◆ Exercise
Copy all lines holding the word "JSON" from the entries.

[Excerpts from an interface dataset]

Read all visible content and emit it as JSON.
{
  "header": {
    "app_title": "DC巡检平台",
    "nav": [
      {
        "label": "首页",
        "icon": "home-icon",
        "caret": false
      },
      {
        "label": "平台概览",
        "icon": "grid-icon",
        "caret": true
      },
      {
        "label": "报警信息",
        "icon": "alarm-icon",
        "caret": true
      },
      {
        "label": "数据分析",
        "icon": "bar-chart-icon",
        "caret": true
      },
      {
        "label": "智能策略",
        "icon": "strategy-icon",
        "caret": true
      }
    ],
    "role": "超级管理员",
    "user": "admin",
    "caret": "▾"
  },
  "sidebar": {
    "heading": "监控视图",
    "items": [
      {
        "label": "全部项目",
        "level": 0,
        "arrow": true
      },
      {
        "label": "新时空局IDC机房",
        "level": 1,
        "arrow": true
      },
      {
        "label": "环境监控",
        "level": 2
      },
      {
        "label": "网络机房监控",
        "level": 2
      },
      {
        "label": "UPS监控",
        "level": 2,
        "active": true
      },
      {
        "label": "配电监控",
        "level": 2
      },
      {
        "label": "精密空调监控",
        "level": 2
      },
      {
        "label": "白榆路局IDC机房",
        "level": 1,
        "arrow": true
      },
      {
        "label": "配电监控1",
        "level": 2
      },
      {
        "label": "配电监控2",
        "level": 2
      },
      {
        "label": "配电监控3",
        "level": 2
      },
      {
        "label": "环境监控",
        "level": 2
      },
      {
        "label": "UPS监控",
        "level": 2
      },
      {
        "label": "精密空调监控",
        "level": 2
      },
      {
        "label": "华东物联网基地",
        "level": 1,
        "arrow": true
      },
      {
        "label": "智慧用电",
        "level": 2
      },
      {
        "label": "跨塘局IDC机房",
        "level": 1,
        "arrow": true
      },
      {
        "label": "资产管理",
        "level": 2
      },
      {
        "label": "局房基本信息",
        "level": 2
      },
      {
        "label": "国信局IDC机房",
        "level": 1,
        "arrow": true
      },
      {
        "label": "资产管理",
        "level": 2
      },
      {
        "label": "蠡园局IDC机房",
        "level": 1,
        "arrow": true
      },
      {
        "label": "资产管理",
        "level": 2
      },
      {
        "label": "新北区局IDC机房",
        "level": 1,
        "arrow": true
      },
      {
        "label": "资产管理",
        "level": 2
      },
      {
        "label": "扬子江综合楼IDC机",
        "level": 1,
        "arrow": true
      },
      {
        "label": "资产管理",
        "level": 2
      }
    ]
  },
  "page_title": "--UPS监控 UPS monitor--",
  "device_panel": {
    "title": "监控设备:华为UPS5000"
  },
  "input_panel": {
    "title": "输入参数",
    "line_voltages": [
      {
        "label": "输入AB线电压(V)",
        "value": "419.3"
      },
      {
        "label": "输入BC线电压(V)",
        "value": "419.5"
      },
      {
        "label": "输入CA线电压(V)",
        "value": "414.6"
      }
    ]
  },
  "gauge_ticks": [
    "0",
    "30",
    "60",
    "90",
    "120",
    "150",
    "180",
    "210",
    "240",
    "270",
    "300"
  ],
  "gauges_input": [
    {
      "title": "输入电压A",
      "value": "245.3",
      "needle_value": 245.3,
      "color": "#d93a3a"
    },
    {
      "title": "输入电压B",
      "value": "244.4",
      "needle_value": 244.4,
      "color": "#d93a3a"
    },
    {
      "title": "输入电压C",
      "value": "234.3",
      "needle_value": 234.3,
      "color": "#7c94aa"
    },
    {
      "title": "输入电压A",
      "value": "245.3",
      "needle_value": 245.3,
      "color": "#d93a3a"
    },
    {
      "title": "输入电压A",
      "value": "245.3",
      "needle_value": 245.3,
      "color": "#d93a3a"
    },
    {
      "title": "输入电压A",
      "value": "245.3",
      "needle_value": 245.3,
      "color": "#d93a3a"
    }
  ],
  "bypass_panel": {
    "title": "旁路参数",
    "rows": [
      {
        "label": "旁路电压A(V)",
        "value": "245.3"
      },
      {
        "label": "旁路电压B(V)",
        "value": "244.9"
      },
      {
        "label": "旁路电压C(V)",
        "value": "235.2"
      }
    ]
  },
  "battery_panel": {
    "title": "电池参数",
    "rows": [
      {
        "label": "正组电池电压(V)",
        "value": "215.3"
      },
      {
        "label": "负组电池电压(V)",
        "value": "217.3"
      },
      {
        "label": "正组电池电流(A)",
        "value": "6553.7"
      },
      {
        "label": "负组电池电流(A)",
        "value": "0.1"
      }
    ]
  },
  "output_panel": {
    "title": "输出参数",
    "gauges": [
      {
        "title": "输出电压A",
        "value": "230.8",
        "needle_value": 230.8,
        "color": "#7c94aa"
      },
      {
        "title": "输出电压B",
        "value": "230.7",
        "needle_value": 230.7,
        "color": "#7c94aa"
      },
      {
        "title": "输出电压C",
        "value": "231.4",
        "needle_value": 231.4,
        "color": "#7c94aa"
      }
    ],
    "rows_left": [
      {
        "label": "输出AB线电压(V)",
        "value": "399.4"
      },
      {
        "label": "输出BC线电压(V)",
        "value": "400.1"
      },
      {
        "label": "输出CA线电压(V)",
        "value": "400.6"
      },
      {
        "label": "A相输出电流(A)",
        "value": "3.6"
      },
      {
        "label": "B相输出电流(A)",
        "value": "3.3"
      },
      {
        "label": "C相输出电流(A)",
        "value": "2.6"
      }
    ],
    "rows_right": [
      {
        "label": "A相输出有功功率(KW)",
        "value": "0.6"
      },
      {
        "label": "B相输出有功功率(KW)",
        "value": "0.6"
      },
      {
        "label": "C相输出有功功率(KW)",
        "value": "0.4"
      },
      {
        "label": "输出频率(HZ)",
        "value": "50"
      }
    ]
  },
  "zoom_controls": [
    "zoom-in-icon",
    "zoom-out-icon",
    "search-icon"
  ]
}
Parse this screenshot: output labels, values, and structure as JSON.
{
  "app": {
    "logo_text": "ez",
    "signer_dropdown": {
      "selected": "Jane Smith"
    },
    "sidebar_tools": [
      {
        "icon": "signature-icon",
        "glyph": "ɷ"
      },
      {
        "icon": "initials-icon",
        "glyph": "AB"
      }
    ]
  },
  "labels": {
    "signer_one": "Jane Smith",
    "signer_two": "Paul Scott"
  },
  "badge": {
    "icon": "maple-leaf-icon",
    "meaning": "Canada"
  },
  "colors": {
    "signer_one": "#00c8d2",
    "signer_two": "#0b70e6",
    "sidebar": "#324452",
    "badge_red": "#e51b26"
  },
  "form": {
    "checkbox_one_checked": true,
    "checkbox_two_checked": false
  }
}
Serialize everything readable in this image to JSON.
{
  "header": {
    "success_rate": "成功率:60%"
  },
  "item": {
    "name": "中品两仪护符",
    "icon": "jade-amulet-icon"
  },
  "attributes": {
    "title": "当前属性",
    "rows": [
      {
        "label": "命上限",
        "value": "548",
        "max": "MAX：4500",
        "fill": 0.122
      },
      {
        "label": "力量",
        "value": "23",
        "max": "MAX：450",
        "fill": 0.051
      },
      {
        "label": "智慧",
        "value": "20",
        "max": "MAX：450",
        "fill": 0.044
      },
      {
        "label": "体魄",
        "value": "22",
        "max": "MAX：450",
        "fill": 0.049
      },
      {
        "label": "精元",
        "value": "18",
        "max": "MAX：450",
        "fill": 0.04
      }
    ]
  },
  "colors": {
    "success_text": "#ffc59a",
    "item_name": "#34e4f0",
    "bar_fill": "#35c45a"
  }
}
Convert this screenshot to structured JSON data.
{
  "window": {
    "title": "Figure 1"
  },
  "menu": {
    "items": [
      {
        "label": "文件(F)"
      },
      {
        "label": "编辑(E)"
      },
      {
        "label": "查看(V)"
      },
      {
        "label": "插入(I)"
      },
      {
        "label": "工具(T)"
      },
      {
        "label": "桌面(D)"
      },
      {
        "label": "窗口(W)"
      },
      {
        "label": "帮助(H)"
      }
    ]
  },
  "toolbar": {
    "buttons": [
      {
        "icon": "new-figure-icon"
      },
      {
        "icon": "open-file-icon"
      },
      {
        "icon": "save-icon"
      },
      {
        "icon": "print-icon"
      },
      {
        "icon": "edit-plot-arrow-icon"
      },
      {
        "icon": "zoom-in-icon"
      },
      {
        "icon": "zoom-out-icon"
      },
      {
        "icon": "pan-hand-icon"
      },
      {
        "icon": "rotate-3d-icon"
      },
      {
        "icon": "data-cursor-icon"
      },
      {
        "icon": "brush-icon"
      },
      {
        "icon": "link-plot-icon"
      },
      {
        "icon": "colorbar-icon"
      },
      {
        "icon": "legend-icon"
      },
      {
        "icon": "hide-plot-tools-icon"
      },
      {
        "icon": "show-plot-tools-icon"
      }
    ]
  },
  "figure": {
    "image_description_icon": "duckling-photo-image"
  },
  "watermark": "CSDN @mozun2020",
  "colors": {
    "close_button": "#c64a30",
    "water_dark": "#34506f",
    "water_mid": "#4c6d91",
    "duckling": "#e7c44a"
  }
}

◆ Solution for this exercise
Read all visible content and emit it as JSON.
Parse this screenshot: output labels, values, and structure as JSON.
Serialize everything readable in this image to JSON.
Convert this screenshot to structured JSON data.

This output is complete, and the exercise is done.